Excerpts from an interface dataset
——

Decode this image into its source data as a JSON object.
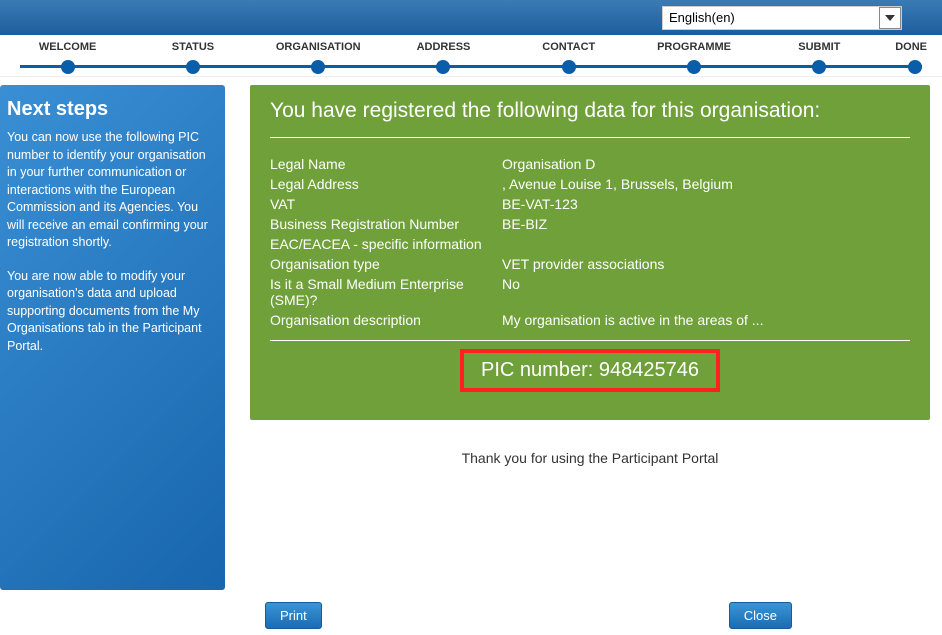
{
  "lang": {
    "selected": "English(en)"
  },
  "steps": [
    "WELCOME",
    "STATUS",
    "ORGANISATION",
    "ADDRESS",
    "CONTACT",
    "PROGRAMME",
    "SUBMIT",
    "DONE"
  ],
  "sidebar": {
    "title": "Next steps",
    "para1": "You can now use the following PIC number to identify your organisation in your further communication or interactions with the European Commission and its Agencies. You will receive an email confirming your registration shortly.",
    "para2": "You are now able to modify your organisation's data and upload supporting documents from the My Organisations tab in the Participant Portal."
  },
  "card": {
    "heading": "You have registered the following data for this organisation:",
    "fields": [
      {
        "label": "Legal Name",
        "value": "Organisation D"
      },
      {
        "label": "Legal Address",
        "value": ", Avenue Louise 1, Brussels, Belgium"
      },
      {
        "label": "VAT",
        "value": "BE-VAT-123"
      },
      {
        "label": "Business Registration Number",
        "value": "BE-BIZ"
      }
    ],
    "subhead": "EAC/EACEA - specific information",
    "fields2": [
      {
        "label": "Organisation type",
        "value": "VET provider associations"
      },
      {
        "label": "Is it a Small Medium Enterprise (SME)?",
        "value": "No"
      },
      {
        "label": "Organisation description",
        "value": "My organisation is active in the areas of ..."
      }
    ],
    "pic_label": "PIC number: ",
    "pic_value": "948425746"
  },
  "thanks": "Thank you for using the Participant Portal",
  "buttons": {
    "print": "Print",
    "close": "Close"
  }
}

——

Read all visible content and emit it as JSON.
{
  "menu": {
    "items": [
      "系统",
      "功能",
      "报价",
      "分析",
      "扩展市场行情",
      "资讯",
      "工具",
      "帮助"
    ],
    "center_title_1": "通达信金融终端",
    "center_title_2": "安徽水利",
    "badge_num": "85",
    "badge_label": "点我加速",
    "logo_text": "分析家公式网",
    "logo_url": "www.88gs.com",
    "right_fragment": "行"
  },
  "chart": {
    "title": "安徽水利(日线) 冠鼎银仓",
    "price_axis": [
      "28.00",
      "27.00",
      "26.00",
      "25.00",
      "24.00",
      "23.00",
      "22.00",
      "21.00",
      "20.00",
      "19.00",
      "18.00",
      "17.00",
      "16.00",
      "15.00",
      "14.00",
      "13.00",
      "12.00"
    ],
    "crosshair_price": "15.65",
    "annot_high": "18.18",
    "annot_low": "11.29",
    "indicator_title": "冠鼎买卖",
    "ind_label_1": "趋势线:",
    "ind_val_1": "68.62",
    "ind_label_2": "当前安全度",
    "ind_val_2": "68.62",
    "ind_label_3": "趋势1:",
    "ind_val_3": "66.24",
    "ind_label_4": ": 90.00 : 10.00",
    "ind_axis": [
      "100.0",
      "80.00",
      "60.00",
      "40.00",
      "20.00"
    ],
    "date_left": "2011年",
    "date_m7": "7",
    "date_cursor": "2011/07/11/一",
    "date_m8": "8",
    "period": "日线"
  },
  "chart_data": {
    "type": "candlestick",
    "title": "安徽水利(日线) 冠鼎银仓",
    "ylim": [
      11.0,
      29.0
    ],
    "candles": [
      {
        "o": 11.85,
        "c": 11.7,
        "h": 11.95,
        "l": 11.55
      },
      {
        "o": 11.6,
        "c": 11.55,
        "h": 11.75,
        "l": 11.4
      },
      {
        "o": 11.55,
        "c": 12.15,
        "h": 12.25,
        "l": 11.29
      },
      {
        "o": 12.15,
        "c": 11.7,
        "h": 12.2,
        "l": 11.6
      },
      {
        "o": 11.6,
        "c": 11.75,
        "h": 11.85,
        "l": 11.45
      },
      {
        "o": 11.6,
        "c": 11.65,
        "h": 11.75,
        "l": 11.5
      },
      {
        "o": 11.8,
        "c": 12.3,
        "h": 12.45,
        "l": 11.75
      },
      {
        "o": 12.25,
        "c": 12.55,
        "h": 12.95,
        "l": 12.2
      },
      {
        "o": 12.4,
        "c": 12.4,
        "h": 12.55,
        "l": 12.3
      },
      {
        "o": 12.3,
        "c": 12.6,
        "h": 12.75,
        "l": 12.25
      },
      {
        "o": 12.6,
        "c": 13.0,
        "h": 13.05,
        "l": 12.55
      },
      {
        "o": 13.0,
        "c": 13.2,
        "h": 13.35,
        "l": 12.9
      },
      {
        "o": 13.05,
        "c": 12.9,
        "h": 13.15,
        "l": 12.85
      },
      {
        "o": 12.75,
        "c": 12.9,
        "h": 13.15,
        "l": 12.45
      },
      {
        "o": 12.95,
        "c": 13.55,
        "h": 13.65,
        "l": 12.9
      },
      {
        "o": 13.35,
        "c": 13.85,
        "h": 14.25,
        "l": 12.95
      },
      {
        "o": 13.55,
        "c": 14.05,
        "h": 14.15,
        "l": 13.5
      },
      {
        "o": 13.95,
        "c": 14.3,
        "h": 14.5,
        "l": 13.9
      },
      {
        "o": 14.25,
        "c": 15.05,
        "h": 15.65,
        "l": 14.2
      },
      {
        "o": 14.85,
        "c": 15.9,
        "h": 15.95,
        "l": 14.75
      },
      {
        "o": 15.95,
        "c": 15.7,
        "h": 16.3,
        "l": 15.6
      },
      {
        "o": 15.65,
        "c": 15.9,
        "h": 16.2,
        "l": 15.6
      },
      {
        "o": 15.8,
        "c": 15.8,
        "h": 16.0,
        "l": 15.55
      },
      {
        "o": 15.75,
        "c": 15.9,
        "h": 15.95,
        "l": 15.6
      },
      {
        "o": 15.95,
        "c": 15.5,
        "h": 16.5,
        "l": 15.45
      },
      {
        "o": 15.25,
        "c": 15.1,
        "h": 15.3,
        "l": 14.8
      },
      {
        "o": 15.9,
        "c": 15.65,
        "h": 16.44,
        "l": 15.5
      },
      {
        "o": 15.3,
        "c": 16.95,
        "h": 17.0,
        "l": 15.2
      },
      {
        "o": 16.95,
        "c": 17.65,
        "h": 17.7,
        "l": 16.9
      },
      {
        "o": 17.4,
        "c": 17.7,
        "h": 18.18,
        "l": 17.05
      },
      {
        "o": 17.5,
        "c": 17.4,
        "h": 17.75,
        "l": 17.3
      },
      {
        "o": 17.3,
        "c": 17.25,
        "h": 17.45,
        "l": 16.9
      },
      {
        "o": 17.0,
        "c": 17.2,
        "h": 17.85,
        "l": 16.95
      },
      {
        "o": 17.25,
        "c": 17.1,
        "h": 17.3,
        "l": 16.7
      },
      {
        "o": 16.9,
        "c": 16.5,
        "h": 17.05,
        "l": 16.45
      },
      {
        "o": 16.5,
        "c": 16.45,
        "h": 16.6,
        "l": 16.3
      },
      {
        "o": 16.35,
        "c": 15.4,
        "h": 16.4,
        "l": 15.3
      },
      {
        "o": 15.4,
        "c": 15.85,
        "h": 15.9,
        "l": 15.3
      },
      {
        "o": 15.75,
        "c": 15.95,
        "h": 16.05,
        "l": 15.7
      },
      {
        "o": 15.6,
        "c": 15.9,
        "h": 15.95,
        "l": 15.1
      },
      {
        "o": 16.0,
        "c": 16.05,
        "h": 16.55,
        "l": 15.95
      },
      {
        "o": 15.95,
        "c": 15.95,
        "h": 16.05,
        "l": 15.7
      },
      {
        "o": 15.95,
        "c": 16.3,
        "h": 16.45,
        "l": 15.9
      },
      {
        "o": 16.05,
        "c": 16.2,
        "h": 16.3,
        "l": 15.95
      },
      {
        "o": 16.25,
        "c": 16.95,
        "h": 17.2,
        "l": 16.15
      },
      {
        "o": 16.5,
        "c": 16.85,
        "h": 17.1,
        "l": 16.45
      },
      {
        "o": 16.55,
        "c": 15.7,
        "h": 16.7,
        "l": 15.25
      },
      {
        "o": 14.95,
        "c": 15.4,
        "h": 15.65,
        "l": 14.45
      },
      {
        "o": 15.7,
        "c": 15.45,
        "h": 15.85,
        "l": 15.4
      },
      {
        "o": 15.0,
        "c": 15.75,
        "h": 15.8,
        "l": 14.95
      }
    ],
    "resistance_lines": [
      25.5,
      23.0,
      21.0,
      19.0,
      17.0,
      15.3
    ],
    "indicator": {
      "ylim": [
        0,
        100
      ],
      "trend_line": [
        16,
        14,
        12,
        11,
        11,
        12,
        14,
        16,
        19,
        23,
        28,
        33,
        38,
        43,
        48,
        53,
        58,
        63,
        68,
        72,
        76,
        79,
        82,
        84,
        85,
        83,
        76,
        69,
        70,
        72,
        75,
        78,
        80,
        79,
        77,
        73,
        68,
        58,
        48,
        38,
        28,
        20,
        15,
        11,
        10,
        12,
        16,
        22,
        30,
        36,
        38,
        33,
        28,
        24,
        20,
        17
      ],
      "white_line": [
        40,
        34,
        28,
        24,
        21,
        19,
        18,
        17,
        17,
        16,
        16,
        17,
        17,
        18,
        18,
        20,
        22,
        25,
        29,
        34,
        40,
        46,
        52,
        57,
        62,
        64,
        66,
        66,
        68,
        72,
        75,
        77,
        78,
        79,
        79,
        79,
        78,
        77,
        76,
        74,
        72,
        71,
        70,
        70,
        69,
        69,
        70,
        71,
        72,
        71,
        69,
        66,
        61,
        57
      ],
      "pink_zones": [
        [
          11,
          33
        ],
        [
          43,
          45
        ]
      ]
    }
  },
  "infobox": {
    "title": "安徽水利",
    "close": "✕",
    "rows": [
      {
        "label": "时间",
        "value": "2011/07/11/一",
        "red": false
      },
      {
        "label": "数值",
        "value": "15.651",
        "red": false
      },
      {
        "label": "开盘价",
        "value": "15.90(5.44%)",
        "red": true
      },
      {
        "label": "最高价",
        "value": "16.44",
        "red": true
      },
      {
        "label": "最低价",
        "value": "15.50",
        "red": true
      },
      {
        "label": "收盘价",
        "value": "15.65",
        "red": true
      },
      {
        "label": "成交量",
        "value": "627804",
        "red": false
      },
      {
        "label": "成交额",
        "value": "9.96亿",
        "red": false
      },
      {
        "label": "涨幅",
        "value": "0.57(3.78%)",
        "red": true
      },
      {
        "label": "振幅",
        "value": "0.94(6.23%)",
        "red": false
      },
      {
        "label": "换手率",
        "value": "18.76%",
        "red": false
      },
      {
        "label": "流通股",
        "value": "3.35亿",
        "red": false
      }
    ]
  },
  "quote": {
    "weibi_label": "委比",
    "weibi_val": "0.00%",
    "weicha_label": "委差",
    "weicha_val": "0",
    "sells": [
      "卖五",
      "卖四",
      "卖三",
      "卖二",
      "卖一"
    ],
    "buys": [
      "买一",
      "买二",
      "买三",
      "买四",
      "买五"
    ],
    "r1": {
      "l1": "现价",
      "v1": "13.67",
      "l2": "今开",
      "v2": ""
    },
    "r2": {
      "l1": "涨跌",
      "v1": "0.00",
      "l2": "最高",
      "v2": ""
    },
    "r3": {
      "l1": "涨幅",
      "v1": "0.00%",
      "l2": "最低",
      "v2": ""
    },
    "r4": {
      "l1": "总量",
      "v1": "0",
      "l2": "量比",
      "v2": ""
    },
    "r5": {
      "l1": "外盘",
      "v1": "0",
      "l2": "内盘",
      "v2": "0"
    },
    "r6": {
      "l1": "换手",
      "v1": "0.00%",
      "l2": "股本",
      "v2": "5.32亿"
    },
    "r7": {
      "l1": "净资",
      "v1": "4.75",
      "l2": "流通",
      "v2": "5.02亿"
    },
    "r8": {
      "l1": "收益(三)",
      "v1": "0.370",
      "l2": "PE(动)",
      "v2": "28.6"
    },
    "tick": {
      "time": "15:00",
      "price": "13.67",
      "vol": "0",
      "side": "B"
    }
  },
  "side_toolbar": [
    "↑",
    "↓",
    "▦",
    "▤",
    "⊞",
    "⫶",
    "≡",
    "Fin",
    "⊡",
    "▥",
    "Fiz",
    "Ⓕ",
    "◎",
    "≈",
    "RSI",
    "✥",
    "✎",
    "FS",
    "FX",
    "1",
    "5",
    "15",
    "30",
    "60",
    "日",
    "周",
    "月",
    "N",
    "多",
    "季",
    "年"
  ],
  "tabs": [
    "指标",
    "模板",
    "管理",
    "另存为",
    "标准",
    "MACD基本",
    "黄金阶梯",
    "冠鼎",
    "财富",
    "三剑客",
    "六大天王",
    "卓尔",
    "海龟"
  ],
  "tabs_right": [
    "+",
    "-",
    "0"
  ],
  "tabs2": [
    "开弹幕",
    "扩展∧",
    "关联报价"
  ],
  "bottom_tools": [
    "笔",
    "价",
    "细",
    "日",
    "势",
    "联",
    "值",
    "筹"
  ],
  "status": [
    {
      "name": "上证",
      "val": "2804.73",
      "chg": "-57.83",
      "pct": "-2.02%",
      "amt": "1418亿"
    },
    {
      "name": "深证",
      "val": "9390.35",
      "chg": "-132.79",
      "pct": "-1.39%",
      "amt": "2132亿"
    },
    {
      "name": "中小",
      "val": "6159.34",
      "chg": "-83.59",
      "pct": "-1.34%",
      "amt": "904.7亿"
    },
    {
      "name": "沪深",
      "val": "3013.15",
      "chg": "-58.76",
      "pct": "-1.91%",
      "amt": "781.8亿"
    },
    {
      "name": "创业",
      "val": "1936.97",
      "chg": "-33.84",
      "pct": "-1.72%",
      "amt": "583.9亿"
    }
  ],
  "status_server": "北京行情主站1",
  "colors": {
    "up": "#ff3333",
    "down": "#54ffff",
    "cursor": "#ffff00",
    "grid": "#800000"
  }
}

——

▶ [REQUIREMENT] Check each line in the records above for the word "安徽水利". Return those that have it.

▶ [RESPONSE]
    "center_title_2": "安徽水利",
    "title": "安徽水利(日线) 冠鼎银仓",
    "title": "安徽水利(日线) 冠鼎银仓",
    "title": "安徽水利",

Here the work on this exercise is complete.